§ INPUT DATA
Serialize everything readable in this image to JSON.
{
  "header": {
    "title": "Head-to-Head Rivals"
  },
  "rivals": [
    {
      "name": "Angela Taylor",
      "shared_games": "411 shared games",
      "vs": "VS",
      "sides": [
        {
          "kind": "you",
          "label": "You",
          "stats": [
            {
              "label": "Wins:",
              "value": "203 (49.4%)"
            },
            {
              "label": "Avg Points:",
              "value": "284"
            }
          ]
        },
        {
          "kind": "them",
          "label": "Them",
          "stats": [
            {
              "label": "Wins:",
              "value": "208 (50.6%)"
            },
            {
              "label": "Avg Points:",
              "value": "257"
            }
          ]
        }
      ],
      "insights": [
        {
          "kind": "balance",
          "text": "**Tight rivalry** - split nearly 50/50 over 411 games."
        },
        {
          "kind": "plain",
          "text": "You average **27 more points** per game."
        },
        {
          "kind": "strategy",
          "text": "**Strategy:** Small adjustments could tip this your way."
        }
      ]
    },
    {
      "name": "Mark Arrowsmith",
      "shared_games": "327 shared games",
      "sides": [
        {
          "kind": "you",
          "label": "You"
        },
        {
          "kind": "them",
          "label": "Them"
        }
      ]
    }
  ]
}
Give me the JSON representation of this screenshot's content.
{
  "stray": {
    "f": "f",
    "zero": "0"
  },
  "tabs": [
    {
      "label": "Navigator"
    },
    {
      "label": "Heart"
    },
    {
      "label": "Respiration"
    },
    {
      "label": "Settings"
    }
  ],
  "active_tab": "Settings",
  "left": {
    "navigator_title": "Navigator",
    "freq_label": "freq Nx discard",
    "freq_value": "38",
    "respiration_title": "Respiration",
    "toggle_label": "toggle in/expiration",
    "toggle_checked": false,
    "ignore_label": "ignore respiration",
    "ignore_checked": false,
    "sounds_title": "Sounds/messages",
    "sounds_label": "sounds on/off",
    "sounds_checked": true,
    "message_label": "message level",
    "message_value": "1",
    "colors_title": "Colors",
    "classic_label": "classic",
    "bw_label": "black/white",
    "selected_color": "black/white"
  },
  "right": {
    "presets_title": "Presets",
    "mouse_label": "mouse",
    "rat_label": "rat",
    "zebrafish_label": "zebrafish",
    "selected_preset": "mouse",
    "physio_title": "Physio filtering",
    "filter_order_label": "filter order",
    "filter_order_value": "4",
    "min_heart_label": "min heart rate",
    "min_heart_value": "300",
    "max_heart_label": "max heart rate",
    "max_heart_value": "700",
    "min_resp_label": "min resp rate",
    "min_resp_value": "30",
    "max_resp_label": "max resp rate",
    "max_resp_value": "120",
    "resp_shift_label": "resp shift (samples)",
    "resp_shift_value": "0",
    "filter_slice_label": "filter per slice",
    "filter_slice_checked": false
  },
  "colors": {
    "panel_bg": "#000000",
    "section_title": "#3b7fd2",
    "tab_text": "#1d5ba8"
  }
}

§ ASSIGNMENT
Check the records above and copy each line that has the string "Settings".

§ OUTPUT BELOW
      "label": "Settings"
  "active_tab": "Settings",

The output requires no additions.